[Opening WORKING DATA section]

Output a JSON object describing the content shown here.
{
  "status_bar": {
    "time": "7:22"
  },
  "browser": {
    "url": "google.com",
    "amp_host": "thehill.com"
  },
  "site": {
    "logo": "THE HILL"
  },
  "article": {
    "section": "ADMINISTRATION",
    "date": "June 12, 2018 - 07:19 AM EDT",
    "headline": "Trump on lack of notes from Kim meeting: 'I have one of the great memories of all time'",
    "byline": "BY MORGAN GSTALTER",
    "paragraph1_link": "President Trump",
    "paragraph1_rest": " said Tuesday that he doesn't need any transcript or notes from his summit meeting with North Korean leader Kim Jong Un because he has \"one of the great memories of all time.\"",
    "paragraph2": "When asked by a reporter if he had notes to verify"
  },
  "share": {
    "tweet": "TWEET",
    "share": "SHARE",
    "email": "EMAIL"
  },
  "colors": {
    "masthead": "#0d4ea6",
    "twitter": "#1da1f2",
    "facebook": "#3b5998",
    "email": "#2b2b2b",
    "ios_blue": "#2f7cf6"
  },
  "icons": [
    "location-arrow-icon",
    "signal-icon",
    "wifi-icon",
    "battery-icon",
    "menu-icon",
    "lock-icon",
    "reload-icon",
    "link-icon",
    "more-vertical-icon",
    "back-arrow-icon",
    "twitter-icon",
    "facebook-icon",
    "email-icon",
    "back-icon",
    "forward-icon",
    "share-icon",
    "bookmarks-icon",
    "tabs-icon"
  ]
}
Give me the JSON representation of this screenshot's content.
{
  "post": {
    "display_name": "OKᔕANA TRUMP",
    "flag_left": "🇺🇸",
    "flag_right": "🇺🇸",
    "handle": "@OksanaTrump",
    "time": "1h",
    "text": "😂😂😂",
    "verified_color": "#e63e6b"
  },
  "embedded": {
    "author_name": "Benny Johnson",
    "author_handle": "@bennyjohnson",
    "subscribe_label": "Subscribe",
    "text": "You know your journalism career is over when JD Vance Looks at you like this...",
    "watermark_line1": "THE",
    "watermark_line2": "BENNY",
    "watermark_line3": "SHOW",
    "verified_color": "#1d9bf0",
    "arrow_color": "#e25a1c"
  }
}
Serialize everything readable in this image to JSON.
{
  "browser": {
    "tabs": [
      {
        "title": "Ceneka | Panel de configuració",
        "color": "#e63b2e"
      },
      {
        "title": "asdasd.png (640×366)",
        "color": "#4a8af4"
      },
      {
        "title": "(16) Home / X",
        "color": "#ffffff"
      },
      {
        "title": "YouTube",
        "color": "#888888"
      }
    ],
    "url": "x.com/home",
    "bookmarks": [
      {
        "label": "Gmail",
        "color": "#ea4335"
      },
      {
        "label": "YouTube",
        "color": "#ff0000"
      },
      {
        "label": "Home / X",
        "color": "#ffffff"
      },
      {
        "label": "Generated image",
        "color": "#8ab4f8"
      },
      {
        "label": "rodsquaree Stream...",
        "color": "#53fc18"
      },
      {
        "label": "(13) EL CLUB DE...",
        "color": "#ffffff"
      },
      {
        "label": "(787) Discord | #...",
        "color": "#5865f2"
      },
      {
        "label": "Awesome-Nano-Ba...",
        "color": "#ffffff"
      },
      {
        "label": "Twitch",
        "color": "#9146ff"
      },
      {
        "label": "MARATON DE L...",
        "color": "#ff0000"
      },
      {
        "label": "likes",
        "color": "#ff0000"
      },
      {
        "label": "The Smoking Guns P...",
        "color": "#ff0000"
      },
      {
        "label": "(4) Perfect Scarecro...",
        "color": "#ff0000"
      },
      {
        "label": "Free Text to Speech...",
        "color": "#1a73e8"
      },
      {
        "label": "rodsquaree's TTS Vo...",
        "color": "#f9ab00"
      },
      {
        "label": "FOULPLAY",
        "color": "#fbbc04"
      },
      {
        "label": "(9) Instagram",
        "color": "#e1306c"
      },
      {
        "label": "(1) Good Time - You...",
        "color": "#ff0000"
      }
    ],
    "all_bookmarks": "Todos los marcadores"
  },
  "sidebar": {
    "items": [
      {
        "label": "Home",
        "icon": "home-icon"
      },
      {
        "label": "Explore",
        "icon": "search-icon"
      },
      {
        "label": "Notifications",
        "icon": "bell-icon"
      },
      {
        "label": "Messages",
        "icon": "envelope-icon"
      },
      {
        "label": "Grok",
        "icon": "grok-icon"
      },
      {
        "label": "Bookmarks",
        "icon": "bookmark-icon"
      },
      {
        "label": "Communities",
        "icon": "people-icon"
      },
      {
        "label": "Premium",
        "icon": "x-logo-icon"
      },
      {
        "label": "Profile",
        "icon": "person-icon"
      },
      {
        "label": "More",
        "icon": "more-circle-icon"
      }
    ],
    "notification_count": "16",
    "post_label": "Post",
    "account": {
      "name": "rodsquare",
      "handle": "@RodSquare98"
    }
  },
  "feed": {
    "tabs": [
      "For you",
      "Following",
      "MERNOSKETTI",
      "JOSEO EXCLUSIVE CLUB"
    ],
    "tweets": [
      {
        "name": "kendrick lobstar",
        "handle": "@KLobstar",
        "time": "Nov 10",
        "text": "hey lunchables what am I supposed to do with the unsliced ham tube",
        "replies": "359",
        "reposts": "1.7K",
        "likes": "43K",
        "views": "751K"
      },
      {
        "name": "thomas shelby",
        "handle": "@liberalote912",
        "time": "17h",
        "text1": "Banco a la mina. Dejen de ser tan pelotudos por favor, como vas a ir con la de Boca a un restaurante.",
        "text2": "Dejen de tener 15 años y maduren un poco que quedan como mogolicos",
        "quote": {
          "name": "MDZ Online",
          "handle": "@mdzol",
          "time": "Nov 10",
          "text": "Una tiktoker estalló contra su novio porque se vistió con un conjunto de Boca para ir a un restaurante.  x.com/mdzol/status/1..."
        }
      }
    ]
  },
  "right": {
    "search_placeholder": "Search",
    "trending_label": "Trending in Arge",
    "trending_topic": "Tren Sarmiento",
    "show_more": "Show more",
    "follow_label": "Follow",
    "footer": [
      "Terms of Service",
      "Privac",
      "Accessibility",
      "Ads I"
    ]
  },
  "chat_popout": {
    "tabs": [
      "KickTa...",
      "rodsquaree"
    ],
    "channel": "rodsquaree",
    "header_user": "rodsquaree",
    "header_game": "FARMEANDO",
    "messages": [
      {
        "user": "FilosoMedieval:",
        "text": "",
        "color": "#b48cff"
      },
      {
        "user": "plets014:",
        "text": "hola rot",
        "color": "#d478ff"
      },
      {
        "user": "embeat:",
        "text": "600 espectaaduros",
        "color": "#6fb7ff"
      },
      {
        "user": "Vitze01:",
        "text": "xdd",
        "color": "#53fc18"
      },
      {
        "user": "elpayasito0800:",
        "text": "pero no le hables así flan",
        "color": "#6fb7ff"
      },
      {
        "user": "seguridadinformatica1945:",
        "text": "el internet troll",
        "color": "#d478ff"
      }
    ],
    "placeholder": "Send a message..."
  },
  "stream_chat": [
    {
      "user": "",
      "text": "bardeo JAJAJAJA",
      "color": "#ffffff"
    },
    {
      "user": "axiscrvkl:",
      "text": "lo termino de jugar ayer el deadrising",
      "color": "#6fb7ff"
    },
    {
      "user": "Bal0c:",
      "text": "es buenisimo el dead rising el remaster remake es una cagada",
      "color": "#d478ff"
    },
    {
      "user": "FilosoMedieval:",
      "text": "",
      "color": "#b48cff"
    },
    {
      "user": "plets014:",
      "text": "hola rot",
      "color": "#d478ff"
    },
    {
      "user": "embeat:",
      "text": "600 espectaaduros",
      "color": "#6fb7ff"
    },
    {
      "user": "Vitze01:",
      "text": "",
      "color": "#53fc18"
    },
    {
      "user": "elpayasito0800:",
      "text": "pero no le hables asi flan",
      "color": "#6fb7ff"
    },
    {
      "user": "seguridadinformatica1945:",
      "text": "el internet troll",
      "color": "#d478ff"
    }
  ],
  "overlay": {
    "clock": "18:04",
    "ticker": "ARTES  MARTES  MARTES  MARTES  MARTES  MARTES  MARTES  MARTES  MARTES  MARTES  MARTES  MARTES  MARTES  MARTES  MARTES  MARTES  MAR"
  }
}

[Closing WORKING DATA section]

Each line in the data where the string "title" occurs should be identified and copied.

*SOLUTION TO THE PROBLEM:*
        "title": "Ceneka | Panel de configuració",
        "title": "asdasd.png (640×366)",
        "title": "(16) Home / X",
        "title": "YouTube",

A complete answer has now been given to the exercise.